• **WHAT TO PRODUCE**
Search the entries for the word "Landing". Copy every line that holds it.

• **DATA SUPPLIED**
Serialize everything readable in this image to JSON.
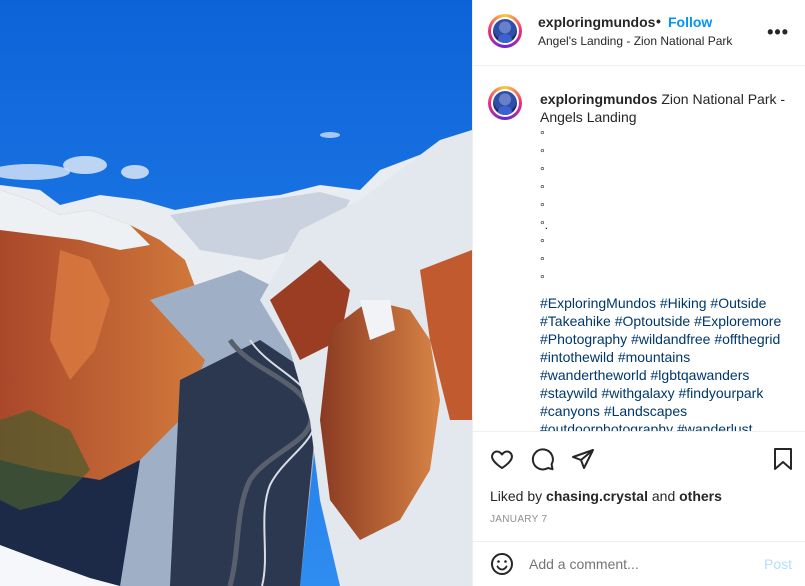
{
  "photo": {
    "description_icon": "mountain-canyon-photo",
    "colors": {
      "sky": "#1877e6",
      "rock": "#c2632f",
      "snow": "#f2f4f7"
    }
  },
  "header": {
    "username": "exploringmundos",
    "separator": "•",
    "follow_label": "Follow",
    "location": "Angel's Landing - Zion National Park",
    "more_icon": "more-horizontal-icon"
  },
  "caption": {
    "username": "exploringmundos",
    "text": "Zion National Park - Angels Landing",
    "bullets": [
      "°",
      "°",
      "°",
      "°",
      "°",
      "°.",
      "°",
      "°",
      "°"
    ],
    "hashtags": "#ExploringMundos #Hiking #Outside #Takeahike #Optoutside #Exploremore #Photography #wildandfree #offthegrid #intothewild #mountains #wandertheworld #lgbtqawanders #staywild #withgalaxy #findyourpark #canyons #Landscapes #outdoorphotography #wanderlust"
  },
  "actions": {
    "icons": [
      "heart-icon",
      "comment-icon",
      "share-icon",
      "bookmark-icon"
    ],
    "liked_by_prefix": "Liked by ",
    "liked_by_user": "chasing.crystal",
    "liked_by_suffix": " and ",
    "liked_by_others": "others",
    "date": "JANUARY 7"
  },
  "comment": {
    "placeholder": "Add a comment...",
    "post_label": "Post"
  },
  "colors": {
    "accent": "#0095f6",
    "link": "#00376b",
    "muted": "#8e8e8e",
    "post_disabled": "#b2dffc"
  }
}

• **RESPONSE FOR THIS EXERCISE**
    "location": "Angel's Landing - Zion National Park",
    "text": "Zion National Park - Angels Landing",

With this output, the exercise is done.